What's promising is that Ilyasova did show some good understanding with Jennings, working the pick/pop together to get Ilyasova some good looks that he'll hopefully convert more of from here on out. Interestingly, Skiles went small with Ersan and Hakim Warrick as his bigs on a couple occasions, including at the start of the Bucks' 18-4 second quarter run.
Michael Redd. There were some signs early on of the old Mike Redd, as he scored 12 in the first half along with some pretty respectable defense to pace the Bucks. Unlike Bogut, his movement appears pretty much back to where it was, which is good, because it's painfully obvious that the Bucks can't afford Redd to be off his game.
29. The weirdest part of the first 24 minutes?

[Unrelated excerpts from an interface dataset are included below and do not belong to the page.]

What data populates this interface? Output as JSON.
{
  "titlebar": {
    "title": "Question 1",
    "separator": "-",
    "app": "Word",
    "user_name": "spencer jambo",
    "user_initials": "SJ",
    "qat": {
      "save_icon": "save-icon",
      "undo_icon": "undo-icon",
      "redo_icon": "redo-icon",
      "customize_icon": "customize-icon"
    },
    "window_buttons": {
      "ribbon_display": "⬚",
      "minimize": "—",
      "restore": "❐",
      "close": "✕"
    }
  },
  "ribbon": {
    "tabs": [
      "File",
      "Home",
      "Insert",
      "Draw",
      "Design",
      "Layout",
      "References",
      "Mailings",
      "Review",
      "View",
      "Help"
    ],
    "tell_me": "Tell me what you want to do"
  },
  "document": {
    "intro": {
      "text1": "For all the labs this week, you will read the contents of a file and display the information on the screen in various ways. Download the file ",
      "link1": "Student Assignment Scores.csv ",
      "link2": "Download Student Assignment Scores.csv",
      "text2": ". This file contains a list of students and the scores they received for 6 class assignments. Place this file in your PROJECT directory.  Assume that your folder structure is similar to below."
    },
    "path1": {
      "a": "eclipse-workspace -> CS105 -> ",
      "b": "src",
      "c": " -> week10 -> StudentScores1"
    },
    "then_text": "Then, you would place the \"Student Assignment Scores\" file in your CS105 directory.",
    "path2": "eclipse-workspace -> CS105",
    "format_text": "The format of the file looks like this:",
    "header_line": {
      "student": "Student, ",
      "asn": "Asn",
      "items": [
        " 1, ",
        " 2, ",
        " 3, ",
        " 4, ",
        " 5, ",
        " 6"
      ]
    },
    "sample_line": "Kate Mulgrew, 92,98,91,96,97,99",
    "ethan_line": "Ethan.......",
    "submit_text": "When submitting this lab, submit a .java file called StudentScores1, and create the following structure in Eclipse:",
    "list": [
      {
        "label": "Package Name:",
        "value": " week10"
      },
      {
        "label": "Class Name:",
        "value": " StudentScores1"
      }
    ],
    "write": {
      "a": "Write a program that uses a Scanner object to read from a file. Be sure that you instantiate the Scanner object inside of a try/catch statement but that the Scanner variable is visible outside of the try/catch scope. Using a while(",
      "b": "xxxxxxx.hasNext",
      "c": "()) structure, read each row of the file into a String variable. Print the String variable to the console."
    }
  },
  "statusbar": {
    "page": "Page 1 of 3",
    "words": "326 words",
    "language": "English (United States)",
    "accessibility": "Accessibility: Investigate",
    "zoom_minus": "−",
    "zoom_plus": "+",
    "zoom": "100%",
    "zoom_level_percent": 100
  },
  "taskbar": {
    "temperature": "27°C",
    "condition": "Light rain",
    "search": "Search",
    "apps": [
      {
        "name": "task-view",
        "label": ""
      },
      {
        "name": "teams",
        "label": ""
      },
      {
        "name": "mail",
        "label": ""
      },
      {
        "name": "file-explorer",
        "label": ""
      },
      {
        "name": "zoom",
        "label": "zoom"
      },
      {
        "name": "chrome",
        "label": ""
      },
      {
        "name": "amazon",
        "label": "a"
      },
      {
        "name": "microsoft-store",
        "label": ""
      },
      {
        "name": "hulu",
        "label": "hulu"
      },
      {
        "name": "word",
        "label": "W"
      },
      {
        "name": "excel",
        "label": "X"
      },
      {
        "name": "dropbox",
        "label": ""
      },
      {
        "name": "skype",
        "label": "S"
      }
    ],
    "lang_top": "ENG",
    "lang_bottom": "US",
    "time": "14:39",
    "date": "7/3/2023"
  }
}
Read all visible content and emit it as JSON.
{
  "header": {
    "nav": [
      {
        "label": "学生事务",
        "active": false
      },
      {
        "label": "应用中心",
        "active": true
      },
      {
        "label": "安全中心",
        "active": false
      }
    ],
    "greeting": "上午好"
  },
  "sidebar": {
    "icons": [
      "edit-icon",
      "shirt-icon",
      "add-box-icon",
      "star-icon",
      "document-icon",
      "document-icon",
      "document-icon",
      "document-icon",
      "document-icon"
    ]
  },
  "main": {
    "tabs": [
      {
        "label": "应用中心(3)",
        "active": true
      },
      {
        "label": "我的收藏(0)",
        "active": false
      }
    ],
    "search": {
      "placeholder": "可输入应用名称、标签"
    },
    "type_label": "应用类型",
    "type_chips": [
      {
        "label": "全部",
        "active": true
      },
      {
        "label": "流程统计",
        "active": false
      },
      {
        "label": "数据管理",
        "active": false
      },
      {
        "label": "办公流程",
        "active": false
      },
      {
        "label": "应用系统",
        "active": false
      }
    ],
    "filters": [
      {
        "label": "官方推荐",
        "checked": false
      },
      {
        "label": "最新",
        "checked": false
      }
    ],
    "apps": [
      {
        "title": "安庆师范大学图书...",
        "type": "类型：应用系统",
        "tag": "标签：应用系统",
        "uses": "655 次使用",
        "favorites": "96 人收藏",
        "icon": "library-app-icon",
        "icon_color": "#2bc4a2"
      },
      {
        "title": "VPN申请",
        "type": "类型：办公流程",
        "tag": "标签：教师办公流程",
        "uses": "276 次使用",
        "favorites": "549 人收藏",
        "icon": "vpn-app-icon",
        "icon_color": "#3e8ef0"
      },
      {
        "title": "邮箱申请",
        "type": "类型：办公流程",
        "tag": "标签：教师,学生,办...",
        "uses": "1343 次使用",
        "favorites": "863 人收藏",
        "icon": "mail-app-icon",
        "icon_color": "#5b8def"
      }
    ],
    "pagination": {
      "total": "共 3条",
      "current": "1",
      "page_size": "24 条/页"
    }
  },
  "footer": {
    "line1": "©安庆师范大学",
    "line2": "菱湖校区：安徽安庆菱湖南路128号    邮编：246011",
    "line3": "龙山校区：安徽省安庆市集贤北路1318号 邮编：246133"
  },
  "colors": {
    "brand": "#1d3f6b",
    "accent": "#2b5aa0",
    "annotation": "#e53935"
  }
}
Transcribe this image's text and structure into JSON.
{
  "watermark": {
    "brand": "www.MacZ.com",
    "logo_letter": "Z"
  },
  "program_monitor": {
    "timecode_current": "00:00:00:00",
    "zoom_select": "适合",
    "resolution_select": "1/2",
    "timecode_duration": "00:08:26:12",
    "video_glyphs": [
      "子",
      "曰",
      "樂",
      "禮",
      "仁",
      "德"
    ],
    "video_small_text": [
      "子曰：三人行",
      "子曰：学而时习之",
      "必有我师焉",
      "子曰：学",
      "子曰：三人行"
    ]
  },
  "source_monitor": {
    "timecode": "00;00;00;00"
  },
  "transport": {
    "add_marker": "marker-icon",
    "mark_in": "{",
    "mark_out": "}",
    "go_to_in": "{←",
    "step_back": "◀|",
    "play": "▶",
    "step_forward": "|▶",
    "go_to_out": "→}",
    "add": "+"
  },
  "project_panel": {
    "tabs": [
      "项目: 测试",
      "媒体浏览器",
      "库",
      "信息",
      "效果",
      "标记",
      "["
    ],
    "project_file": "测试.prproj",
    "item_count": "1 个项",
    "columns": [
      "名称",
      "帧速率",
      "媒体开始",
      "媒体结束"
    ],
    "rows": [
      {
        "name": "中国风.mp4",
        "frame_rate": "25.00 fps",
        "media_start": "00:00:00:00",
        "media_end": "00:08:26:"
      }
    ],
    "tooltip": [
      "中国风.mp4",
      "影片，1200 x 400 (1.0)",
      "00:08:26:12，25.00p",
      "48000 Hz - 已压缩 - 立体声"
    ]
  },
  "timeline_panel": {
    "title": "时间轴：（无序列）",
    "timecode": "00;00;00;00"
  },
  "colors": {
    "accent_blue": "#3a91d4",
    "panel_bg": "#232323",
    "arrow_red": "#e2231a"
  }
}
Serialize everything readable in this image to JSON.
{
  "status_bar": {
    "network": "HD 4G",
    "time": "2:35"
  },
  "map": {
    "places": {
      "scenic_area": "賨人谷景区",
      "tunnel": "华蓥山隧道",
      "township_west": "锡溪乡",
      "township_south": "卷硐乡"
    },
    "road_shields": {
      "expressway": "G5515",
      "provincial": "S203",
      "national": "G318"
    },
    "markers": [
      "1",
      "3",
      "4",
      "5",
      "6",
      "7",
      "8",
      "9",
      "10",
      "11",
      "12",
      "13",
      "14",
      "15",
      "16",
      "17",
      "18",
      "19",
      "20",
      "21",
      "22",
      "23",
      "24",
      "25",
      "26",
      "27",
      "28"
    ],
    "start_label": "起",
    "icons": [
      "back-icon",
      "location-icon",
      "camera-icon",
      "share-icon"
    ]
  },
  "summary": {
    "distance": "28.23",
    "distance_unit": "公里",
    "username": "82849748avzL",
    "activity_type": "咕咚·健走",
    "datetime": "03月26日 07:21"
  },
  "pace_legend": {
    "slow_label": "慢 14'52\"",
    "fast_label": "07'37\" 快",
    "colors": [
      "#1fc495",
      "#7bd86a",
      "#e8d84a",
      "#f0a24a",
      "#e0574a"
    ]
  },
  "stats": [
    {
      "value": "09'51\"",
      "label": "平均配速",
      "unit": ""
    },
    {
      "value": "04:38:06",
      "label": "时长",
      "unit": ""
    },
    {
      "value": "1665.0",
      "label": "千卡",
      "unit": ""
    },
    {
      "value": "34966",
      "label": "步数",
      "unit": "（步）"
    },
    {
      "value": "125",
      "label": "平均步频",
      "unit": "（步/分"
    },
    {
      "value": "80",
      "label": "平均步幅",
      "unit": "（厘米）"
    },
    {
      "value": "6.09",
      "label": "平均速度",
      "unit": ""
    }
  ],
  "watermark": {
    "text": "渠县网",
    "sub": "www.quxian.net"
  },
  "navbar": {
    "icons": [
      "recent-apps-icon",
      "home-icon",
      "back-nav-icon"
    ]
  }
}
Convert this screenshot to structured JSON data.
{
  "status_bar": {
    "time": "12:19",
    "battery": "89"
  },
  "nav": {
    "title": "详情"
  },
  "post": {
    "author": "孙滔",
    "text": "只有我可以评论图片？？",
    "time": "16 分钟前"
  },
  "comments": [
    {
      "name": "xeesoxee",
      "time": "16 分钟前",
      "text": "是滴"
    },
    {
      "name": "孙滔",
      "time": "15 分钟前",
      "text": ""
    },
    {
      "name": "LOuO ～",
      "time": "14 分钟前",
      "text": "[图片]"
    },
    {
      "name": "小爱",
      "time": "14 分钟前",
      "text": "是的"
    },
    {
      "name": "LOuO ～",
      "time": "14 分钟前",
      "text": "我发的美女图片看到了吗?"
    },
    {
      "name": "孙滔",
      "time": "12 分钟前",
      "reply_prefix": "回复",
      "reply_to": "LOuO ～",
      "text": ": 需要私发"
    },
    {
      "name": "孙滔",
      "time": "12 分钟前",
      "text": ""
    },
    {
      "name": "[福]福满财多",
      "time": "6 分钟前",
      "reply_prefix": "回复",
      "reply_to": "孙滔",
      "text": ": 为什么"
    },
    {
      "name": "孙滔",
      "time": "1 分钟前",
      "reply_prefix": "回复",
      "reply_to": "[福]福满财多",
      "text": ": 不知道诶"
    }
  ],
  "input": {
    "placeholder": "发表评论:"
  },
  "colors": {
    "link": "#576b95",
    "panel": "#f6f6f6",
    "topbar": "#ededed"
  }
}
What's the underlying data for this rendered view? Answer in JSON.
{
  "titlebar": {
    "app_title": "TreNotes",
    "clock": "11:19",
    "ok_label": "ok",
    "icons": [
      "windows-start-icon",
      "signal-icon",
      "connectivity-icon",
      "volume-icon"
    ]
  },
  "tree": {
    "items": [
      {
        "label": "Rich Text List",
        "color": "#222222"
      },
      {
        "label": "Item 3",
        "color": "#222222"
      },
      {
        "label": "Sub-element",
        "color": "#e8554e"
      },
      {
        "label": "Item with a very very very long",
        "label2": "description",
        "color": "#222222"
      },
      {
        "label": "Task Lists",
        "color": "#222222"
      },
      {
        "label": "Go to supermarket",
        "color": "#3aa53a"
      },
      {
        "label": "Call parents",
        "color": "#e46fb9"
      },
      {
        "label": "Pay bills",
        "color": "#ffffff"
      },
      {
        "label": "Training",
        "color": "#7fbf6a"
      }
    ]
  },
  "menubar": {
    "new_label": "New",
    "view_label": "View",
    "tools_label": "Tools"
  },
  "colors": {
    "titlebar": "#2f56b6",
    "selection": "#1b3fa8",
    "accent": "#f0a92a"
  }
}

The Sixers had only five free throw attempts, well below what we expect from an opponent of the hack-happy Bucks. Eddie Jordan must have noticed at halftime, because his gang came out looking to take it to the Bucks in the second half, and sure enough, they racked up 29 freebie attempts in the final 24 minutes. When you look at the two teams' personnel it probably shouldn't be that surprising, as the Sixers were simply too athletic and physical for the Bucks to handle in the second half.
15. Three quarters of the Bucks' 20 turnovers came in the second half, leading to plenty of transition opportunities and depriving the cold-shooting Bucks (40%) of much-needed possessions.
6. No Sixer particularly stood out, and Williams and Iguodala tied for the most shots with just 12 apiece. But what they lacked in star performances they made up for in balance, as Iggy led six Sixers in double figures with 19 points, nine boards and seven dimes.
Young Buck. He's looked like the real deal ever since he first put on a Bucks jersey in Vegas, and tonight we finally saw him bring the goods in a real game. Take heart, Bucks fans.
Where games happen. Did I expect a win? Nah, not really, But on opening night just have a game to watch is something worth appreciating. Now we just need a good game.
Saturday Night Fever. The Bucks were the last team to start the season, so it's just as well that they only have to wait 24 hours to try to bounce back from a disappointing opener. Bring on the Pistons already.
Lacking Luc. Was anyone expecting Luc Mbah a Moute to only play 18 minutes? Starter Carlos Delfino was suspended. Joe Alexander is hurt (and apparently the Bucks have given up on him anyway). And the Sixers' swingmen seem like just the type of athletic, versatile players who Mbah a Moute would be especially useful against.
Apparently not. Luc came out trying to play like a small forward offensively, but had just three missed jumpers to show for it and Skiles seemed to lose faith quickly, opting instead to go with mostly three guard lineups. Considering that meant Charlie Bell getting 31 minutes and Roko Ukic playing nearly nine minutes, mostly as a two guard, I don't really get it.
Emo Bogut. I thought we'd retired this term, but as has too often been the case against Philly, Bogut just couldn't get into the game. On a handful of occasions Bogut fumbled quick interior passes from teammates, and he generally looked sluggish following a solid preseason. Some blame also goes on his teammates, who didn't provide him many post looks, but in general the Bucks need a lot more from Bogut than this.
Brickin'. This applied to a lot of things tonight. We'll see much worse from the Bucks than 40% shooting this year, but it wasn't a good start, as Kurt Thomas was the only guy who made better than 50% of his shots. And the line wasn't much kinder, as the Bucks converted just 11/19 from the stripe. Oh, and I'm officially giving up hope on the whole "Andrew Bogut becomes a respectable free throw shooter" dream.